22 June, 2006

Current Library Loans

I've got a load of books on loan from the library of my university. I bet you are wondering what they are, so now I will tell you.

Robert D. Putnam (2000) Bowling Along: The Collapse and Revival of American Community

You know, that book about how people don't like joining things any more because they'd rather sit at home watching shite on TV (or posting to their stupid internet blogs). I borrowed it partly because the subject sounds kind of interesting, because it is kind of zeitgeisty, and as an example of good social research that has managed to say things which have resonated with people.

This book has lots of graphs showing things going down.

Robert Elgie (1999) Semi-Presidentialism in Europe

Robert Elgie is my thesis supervisor, though I've not met him yet as I don't actually have a thesis topic. I reckoned reading one of his books would be a good idea, partly just to be a lick and partly because I might end up doing some research on this semi-presidentialism business. What is semi-presidentialism? Well, in presidential regimes like that of the USA, executive power is completely focussed on this president guy elected (indirectly) by the people? On the other hand, parliamentary regimes like Germany have a purely ceremonial president appointed by parliament, with executive power being focussed on a premier whose power comes from their ability to command a parliamentary majority. In a semi-presidential regime, you have an elected president and also a premier requiring a parliamentary majority to govern; France is the classic semi-presidential regime.

As I said, I may do research on semi-presidentialism. I am thinking of looking at the politics of the Palestinian Authority through this kind of lens, though I might of course do something completely different.

Stephen R. Weart (1998)Never at War: Why Democracies Will Not Fight One Another

As you will recall, I am interested in that democratic peace hypothesis thing. I picked up this book more or less at random to see what kind of explanation people throw out for this observable phenomenon.

Duncan Green (1995) Silent Revolution: The Rise of Market Economics in Latin America

In some ways I am just playing catch-up on the Latin American course I did last semester, in others laying the ground work for Peadar Kirby's development course in the autumn. This is the first edition of this book, and the only one you can borrow on long loan. The more recent second edition is perhaps more interesting, as its subtitle is the more exciting The Rise and Crisis of Market Economics in Latin America.
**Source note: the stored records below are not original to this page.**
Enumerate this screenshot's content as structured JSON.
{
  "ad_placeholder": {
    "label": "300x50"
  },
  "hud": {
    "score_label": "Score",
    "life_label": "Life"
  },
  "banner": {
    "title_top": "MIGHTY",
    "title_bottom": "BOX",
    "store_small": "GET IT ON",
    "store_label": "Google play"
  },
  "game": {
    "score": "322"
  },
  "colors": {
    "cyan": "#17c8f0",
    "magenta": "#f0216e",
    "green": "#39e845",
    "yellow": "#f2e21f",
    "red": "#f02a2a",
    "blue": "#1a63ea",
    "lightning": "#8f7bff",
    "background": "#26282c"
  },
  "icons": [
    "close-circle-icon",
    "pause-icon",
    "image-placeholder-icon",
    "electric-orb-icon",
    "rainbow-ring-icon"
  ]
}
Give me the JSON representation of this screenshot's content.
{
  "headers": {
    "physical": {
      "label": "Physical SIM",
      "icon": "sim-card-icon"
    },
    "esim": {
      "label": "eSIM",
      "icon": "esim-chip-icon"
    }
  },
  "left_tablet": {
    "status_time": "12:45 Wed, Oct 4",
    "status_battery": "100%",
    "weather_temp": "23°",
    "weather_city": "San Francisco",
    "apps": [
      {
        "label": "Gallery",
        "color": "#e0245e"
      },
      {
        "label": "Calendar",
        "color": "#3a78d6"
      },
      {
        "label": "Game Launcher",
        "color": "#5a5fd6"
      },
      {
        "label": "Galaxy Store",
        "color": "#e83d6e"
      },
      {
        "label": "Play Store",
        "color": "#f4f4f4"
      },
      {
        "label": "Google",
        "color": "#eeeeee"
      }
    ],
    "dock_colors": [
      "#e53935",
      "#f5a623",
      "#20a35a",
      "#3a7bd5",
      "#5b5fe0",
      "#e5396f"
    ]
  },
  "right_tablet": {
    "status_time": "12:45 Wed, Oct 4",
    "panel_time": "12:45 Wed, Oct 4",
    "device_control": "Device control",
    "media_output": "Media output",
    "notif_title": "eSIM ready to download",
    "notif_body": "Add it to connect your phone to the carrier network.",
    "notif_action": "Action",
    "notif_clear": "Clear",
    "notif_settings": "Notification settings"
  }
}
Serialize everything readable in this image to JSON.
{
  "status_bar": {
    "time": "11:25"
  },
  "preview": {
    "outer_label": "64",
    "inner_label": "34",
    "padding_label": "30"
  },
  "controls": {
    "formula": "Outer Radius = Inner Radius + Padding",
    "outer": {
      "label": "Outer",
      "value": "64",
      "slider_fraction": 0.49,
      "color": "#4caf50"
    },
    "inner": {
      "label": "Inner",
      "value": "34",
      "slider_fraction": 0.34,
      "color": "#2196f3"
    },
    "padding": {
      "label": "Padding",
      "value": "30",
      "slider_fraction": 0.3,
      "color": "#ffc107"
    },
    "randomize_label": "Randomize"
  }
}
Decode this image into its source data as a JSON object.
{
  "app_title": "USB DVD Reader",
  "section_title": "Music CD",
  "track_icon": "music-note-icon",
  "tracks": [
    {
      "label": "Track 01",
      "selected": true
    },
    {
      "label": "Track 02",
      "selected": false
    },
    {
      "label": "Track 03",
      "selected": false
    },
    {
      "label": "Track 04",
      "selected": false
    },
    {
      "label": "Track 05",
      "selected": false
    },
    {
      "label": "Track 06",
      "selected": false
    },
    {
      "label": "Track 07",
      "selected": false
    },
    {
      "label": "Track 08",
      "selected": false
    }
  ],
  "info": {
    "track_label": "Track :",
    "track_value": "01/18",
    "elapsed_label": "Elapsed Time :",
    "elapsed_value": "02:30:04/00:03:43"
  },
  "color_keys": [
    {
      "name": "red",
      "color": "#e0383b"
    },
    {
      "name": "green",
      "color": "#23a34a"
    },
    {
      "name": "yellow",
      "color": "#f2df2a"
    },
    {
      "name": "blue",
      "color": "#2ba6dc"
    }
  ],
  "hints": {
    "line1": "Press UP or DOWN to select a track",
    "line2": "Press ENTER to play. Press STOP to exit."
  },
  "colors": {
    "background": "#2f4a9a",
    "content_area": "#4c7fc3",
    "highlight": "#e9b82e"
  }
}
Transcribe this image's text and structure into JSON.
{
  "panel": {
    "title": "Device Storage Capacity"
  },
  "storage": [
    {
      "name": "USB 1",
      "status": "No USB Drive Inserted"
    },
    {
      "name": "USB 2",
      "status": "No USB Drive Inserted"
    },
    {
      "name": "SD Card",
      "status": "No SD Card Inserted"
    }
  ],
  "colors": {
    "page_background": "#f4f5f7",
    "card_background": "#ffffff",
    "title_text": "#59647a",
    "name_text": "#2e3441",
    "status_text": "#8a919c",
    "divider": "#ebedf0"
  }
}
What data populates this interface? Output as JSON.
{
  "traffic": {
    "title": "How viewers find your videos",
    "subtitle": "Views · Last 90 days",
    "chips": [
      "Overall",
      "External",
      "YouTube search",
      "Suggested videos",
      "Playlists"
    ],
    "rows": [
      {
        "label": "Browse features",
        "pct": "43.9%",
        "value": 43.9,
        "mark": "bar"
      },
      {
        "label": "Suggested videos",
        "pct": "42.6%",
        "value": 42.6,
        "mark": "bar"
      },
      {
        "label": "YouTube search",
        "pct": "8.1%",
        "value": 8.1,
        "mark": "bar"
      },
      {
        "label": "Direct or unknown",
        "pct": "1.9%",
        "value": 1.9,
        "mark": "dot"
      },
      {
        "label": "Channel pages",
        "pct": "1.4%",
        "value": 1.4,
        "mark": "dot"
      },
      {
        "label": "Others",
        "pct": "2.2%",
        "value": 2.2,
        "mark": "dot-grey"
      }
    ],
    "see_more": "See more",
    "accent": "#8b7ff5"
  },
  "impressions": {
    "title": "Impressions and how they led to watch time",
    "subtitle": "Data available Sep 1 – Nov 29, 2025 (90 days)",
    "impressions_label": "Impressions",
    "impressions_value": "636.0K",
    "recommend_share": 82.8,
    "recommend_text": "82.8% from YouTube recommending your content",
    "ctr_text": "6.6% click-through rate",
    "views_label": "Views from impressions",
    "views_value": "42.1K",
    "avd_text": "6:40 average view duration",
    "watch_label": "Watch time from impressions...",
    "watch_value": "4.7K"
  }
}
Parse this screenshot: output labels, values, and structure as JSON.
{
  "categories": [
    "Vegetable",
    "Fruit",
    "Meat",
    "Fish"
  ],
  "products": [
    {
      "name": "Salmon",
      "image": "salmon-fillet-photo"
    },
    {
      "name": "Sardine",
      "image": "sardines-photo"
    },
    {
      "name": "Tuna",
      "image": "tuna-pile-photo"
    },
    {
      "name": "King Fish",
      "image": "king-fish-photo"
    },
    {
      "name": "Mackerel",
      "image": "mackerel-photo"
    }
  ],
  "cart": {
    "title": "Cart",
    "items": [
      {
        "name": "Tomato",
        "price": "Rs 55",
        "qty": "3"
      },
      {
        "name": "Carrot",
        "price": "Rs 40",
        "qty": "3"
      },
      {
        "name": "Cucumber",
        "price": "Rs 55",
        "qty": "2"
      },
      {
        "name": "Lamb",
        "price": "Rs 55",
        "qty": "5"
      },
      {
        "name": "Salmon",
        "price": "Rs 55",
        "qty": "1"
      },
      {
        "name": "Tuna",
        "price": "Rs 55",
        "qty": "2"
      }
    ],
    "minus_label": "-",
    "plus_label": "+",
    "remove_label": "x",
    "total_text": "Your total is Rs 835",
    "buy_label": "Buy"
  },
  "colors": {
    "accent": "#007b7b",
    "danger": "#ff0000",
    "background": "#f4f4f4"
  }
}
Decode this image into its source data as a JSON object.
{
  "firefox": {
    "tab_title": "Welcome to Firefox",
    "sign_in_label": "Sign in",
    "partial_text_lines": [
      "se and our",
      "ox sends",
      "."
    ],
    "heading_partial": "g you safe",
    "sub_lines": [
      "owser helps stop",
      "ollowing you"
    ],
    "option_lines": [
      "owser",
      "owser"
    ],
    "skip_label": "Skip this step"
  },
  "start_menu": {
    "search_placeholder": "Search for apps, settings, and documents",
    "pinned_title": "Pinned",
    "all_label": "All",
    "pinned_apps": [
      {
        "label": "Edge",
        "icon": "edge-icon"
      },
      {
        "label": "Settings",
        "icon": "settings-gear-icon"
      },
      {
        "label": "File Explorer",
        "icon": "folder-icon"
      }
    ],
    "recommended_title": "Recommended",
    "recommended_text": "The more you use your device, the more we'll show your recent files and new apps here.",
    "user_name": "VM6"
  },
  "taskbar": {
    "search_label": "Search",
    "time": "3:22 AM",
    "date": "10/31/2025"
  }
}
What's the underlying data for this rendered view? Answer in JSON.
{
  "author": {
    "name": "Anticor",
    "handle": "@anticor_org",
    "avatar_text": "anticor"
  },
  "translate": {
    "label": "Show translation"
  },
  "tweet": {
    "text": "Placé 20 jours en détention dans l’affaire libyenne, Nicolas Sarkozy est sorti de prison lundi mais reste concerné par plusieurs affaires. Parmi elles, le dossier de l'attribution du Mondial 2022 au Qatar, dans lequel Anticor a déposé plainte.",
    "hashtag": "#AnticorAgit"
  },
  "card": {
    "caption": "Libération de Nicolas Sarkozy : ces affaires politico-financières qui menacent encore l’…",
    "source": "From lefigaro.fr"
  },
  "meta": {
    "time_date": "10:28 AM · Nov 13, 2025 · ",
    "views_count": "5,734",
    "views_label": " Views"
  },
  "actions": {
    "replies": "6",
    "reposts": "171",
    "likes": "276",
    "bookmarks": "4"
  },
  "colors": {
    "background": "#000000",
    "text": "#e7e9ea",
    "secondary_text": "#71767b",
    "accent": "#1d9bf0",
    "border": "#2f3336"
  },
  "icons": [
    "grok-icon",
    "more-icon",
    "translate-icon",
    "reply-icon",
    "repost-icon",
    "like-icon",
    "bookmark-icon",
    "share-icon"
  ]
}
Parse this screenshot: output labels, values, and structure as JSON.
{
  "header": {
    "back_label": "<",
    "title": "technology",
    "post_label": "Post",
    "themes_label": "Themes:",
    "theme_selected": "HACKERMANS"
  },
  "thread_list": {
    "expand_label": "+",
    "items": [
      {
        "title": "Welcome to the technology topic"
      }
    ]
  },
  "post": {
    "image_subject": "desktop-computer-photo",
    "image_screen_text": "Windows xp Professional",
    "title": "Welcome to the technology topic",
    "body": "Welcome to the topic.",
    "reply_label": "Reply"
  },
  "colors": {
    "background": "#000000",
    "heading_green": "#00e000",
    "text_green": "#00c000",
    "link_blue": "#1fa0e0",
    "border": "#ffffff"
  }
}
Mancur Olson (1965) The Logic of Collective Action: Public Goods and the Theory of Groups

I gather this book is quite famous. I also reckon it might be the anti-Bowling Alone, as Olson comes across as seeing groups as a bit dodge and hostile to the natural desire of most people to be left alone. That, anyway, is something I picked up from reading Tom Garvin's Preventing The Future, a book I really ought to get round to reviewing.

James Der Derian(ed) (1995) International Theory: Critical Investigations

As you know, I love theory. I would like to do research guided by some of the more wacky International Relations theories. If you're into that kind of stuff, Der Der Derian is your only man.

John L. Esposito(ed) (1997) Political Islam: Revolution, Radicalism, or Reform?

Political Islam, very interesting.

Adam Przeworski et al (2000) Democracy and Development: Political Institutions and Well-Being in the World, 1950-1990

I have had this book recommended to me when I expressed an interest in doing research that sought to compare the economic performance of different regime types. This book has lots of complicated looking tables showing all sorts of important variables.

I always feel sorry for multiple authors who aren't the first named on a book... it must be really annoying to endlessly see yourself cited as "et al".

Adam Przeworski (1991) Democracy and the Market: Political |and Economic Reforms in Eastern Europe and Latin America

I have borrowed this for similar reasons to Przeworski's other book. In this one it seems like he is trying to show how political institutions affect economic outcomes.

I hope I actually read these books.

4 comments:

jennifer said...

That Bowling Alone book sounds like something I would (and should) like to read.

ian said...

Yeah, it's good fun - quite readable, says interesting things.

There is something very ironic about sitting in front of a computer screen writing about "Bowling Alone", when the alienating world of people in front of their TVs and computer screens is what he fingers as the enemy of civic life.

william said...

Dude, totally read Preventing the Future. Among other things, it's the faultline that Caroline and I lie on different sides of.

ian said...

Dude, I have totally read Preventing The Future, I just haven't reviewed it here yet.

I will enjoy holding the balance of power for as long as possible.